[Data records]
____
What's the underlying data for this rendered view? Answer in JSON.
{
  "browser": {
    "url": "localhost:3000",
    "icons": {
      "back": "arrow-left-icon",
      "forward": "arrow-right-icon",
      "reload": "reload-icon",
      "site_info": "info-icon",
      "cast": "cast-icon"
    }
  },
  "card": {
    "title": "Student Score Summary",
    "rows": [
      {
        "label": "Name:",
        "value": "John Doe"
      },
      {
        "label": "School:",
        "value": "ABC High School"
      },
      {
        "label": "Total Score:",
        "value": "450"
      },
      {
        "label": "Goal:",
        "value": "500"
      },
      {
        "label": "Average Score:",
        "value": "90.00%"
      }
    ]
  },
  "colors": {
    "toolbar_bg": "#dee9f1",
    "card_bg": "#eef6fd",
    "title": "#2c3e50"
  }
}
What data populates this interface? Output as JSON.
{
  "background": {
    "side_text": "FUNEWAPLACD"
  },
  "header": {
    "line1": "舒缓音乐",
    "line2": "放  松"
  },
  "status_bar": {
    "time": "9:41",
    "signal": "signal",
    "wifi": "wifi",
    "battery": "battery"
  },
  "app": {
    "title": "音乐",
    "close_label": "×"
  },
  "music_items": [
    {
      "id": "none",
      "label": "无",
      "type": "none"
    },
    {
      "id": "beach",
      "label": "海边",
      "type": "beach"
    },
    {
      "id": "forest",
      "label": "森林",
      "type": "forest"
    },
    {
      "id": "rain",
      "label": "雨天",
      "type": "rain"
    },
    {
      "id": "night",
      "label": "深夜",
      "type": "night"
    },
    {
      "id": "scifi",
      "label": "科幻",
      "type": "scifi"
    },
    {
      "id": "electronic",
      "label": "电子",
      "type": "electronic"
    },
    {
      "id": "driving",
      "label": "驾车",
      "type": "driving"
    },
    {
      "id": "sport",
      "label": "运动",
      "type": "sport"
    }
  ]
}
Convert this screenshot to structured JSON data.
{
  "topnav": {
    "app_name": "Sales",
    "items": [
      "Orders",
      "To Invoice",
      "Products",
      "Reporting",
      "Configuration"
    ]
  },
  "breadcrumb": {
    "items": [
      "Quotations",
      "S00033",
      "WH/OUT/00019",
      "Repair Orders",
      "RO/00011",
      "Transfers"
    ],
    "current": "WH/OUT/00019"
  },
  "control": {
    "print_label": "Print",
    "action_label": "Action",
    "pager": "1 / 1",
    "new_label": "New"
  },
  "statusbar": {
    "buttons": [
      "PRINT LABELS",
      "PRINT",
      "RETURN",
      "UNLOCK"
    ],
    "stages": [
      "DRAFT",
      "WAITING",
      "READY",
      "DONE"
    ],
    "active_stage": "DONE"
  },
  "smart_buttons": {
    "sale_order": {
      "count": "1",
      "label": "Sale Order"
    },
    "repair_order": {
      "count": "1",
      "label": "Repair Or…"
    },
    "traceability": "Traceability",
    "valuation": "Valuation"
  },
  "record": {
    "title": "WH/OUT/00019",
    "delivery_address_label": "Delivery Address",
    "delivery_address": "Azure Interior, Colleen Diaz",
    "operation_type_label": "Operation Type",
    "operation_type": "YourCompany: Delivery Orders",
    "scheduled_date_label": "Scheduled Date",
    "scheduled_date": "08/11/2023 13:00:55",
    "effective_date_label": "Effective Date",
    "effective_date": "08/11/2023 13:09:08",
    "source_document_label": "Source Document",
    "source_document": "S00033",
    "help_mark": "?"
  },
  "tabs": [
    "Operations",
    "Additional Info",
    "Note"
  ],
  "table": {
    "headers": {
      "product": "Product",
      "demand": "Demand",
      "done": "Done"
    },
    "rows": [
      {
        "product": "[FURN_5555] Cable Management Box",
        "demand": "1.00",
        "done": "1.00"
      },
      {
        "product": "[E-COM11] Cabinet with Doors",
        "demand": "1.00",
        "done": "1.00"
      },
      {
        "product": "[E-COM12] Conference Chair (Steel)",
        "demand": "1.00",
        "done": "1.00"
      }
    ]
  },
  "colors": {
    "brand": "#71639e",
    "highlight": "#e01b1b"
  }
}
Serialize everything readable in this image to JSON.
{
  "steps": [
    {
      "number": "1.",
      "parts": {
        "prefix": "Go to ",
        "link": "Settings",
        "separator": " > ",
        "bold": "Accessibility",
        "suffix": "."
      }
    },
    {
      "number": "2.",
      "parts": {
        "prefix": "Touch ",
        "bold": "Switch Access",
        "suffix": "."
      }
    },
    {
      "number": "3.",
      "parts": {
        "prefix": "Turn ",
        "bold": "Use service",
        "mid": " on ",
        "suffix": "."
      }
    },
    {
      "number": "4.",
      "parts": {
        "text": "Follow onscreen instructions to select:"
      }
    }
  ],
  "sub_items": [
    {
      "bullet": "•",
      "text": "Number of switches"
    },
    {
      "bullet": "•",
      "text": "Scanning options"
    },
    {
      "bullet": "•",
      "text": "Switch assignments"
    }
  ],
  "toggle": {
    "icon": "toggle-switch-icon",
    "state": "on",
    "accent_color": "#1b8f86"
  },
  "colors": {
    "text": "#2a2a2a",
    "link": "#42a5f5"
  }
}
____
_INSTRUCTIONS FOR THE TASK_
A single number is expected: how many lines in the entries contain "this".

_EXERCISE SOLUTION_
4